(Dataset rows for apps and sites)

---*---

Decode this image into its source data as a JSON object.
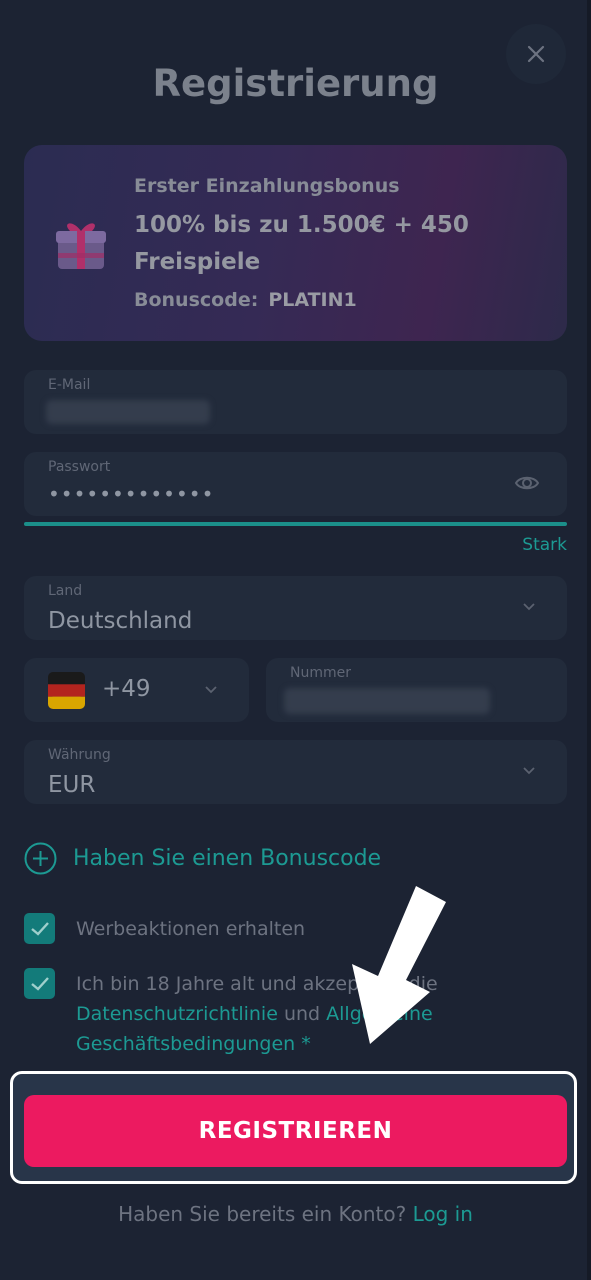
{
  "modal": {
    "title": "Registrierung",
    "close_icon": "close-icon"
  },
  "bonus": {
    "heading": "Erster Einzahlungsbonus",
    "offer": "100% bis zu 1.500€ + 450 Freispiele",
    "code_label": "Bonuscode:",
    "code_value": "PLATIN1",
    "icon": "gift-icon"
  },
  "form": {
    "email": {
      "label": "E-Mail",
      "value_blurred": true
    },
    "password": {
      "label": "Passwort",
      "value": "•••••••••••••",
      "icon": "eye-icon",
      "strength": "Stark",
      "strength_color": "#1c9a93"
    },
    "country": {
      "label": "Land",
      "value": "Deutschland"
    },
    "phone": {
      "prefix": "+49",
      "flag": "germany-flag-icon",
      "number_label": "Nummer",
      "number_blurred": true
    },
    "currency": {
      "label": "Währung",
      "value": "EUR"
    },
    "promo_link": "Haben Sie einen Bonuscode",
    "checkbox_promotions": {
      "label": "Werbeaktionen erhalten",
      "checked": true
    },
    "checkbox_terms": {
      "checked": true,
      "text_before": "Ich bin 18 Jahre alt und akzeptiere die",
      "privacy_link": "Datenschutzrichtlinie",
      "connector": "und",
      "terms_link": "Allgemeine Geschäftsbedingungen",
      "asterisk": "*"
    },
    "submit_label": "REGISTRIEREN"
  },
  "footer": {
    "question": "Haben Sie bereits ein Konto?",
    "login_link": "Log in"
  },
  "colors": {
    "accent": "#1c9a93",
    "primary_button": "#ec1a60",
    "background": "#1c2333"
  }
}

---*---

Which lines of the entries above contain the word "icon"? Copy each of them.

EXERCISE ANSWER:
    "close_icon": "close-icon"
    "icon": "gift-icon"
      "icon": "eye-icon",
      "flag": "germany-flag-icon",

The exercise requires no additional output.